But that doesn’t make it any less despicable.
Picture courtesy of “pop culture geek“.
Nothing it shows is sustainable, achieve able or realistic for your average person. And that is sad because it is based on promoting and helping others achieve a healthy lifestyle, which clearly it doesn’t do!
Yeah, that’s what they say: it’s all for the common good. They just want us to become better, healthier people.
Why can’t I believe it?
I was so dissappointed… she looked terrible. On the other hand, if i was to win 250 000 dollars, I would also stay away from chocolate for a while 🙂 So hopefully, she’s got it right in her head and she will gain some healthy kgs back.
Hahaha, yes, there’s an argument! 😀

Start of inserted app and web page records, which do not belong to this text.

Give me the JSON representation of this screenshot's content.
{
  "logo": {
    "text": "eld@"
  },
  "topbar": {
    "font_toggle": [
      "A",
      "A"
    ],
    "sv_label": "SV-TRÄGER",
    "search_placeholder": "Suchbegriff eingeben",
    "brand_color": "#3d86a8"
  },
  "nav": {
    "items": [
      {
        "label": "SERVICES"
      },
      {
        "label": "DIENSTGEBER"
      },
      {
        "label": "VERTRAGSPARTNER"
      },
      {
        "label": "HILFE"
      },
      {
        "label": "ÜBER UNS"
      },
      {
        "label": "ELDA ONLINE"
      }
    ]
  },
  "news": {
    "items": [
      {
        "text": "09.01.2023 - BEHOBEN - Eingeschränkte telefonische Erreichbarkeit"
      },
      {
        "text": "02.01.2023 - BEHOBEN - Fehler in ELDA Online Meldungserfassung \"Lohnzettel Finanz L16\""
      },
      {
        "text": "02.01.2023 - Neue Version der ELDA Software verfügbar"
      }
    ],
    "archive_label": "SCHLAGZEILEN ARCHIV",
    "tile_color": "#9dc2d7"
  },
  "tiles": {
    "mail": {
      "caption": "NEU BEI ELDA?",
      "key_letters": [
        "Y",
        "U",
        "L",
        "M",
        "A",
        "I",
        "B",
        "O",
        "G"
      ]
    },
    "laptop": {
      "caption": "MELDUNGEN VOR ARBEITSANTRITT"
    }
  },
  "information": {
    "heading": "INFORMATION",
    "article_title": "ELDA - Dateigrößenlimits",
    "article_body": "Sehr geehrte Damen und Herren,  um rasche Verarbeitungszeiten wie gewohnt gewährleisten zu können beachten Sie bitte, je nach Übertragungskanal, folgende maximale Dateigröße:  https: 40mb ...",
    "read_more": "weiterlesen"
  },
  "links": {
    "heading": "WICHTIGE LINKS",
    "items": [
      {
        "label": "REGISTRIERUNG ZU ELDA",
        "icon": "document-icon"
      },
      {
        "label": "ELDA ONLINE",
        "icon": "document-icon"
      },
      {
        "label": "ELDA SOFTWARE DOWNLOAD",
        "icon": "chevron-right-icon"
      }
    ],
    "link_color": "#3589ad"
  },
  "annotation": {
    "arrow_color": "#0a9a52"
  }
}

Seriously, I sure hope all this works out for her.
Now, I know I’m going to be labeled as a “Marxist, socialist, tipping-over-left, Stalinist” for saying this, but if the money spent on producing this show was used instead to produce a publicly available series on diet change, that showed you how to apply concepts like choice architecture, we’d be ever so slightly better off.
Yep, but where is the profit in that? 😉
I do not support the show.
I do not find the problem others seem to have with this young lady’s weight loss. If she was a professional athlete, like a pro basketball player for example, her daily workout would be just that. It’s just with her, she wasn’t replacing the calories. I think there is nothing wrong with fast weight loss especially for a young person who is under medical supervision. Additionally, because I was curious, I looked at the history of all the winners of the show to see how they have done with maintenance and the vast majority have done a very good job with that.